World War II Discovery Made in Alton Book Shop
John J. Dunphy
(Originally published in 4/3/20 edition of The Telegraph of Alton, IL)
During the 33 years I’ve owned my book shop, my daily priorities are in order of importance: (a) selling books; (2) writing; and (3) maintaining the place. To say that priority #3, which includes mundane tasks such as dusting, vacuuming and straightening up the premises, is a distant third doesn’t even begin to do it justice.
There’s always the occasional neatnik who points out a bit of cat hair on the carpet or a cobweb in a corner. I respond by noting that such imperfections merely serve to give my book shop character and ambiance. The overwhelming majority of my patrons take an unsorted pile of books or two in stride. I often welcome first-time customers with a facetious request. “Feel free to browse around, but please don’t muss up the place,” I tell them. “Try to leave my book shop as neat as you found it.” My plea never fails to get a laugh.

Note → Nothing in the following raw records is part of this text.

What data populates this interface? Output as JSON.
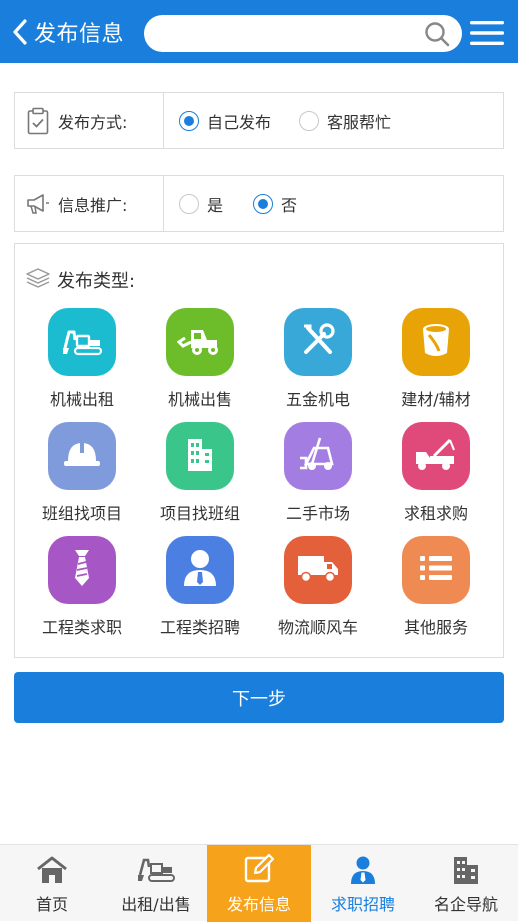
{
  "header": {
    "title": "发布信息",
    "search_placeholder": "",
    "back_icon": "chevron-left-icon",
    "search_icon": "search-icon",
    "menu_icon": "hamburger-menu-icon",
    "bg_color": "#1a7fdc"
  },
  "publish_method": {
    "label": "发布方式:",
    "icon": "clipboard-icon",
    "options": [
      {
        "label": "自己发布",
        "checked": true
      },
      {
        "label": "客服帮忙",
        "checked": false
      }
    ]
  },
  "promotion": {
    "label": "信息推广:",
    "icon": "megaphone-icon",
    "options": [
      {
        "label": "是",
        "checked": false
      },
      {
        "label": "否",
        "checked": true
      }
    ]
  },
  "types": {
    "title": "发布类型:",
    "icon": "layers-icon",
    "items": [
      {
        "label": "机械出租",
        "icon": "excavator-icon",
        "color": "#1bbbd0"
      },
      {
        "label": "机械出售",
        "icon": "loader-icon",
        "color": "#6dbd2a"
      },
      {
        "label": "五金机电",
        "icon": "tools-icon",
        "color": "#37a8d8"
      },
      {
        "label": "建材/辅材",
        "icon": "paint-bucket-icon",
        "color": "#e8a407"
      },
      {
        "label": "班组找项目",
        "icon": "hard-hat-icon",
        "color": "#7f9bdb"
      },
      {
        "label": "项目找班组",
        "icon": "building-icon",
        "color": "#3ac68a"
      },
      {
        "label": "二手市场",
        "icon": "forklift-icon",
        "color": "#a47de3"
      },
      {
        "label": "求租求购",
        "icon": "crane-truck-icon",
        "color": "#e04a7a"
      },
      {
        "label": "工程类求职",
        "icon": "tie-icon",
        "color": "#a757c5"
      },
      {
        "label": "工程类招聘",
        "icon": "person-icon",
        "color": "#4b80e2"
      },
      {
        "label": "物流顺风车",
        "icon": "truck-icon",
        "color": "#e3603b"
      },
      {
        "label": "其他服务",
        "icon": "list-icon",
        "color": "#ef8a53"
      }
    ]
  },
  "next_button": "下一步",
  "bottom_nav": [
    {
      "label": "首页",
      "icon": "home-icon",
      "state": "normal"
    },
    {
      "label": "出租/出售",
      "icon": "excavator-icon",
      "state": "normal"
    },
    {
      "label": "发布信息",
      "icon": "edit-icon",
      "state": "active"
    },
    {
      "label": "求职招聘",
      "icon": "person-icon",
      "state": "blue"
    },
    {
      "label": "名企导航",
      "icon": "building-icon",
      "state": "normal"
    }
  ]
}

And then the coronavirus struck our nation. I knew it was just a matter of time before my book shop would be ordered to close, so I warned my regulars to stock up. “If you’re suppose to avoid crowds,” I told them as they browsed my shelves, “this book shop is about as safe a place as you can hang out. Crowds have always been just a rumor here.” My patrons and I agreed that the government’s decision to regard grocery stores as essential but book shops as non-essential is shortsighted. Of course people need to feed their bodies, but what about feeding their minds? E-reading can do only so much.
I can still be found in my book shop these days. Although the shop is closed for business, it’s still ideal for writing. And I’m also using this period of forced closure to clean up the place. I just finished sorting through the piles of debris that stood behind my checkout counter.
Some of the finds were nothing less than astonishing. I discovered a mint — condition copy of the Raymond Chandler Mystery Map of Los Angeles, which depicts the real-life locations of events that occur in Chandler’s novels. I haven’t carried such literary maps since my book store was at its original location: 117 Market Street on Lincoln-Douglas Square. I moved from that address in 1992!
Other finds saddened my heart. Wedged in a corner was a photo of Mr. Otts, Briskette and Bewitched, three of my book shop’s most beloved felines. Mr. Otts, once so hearty and robust, is obviously emaciated from kidney failure. I regularly took him to the vet to be given intravenous fluids and even acupuncture. We both fought for his life but to no avail. Mr. Otts died on Jan. 5, 2007. Briskette died in 2015 and, as readers of The Telegraph surely recall, Bewitched died last autumn at age 24.
The most poignant discovery was a photocopy of “Continental History of the 987 Field Artillery Battalion, 6 June 1944–8 May 1945.” My late father, John “Jack” Dunphy, served in this battalion during World War II. Dad’s original copy, which is kept at my home, was written on a manual typewriter and features a black and white photo of a self-propelled 155mm M12 glued to the cover. According to War History Online, the M12 was nicknamed “doorknocker” because its shells “could punch through seven feet of concrete even when firing from 2,000 yards!” It was also nicknamed Bunker Buster and King Kong.
A choppy sea prevented Dad’s battalion from landing on Normandy until June 7, but it “went directly into firing position to support the British 50th Division.” This history summarizes the battalion’s role in five major campaigns: Normandy; northern France, Rhineland; Ardennes, which includes the Battle of the Bulge; and central Europe. The history concludes, “The War In Europe is officially over — 8 May 1945. When do we go home?????”
Dad disliked discussing his wartime experiences. Reading this history helps me to understand why.
John J. Dunphy is the author of Unsung Heroes of the Dachau Trials: The Investigative Work of the U.S. Army 7708 War Crimes Group, 1945–1947. He owns The Second Reading Book Shop in Alton, IL.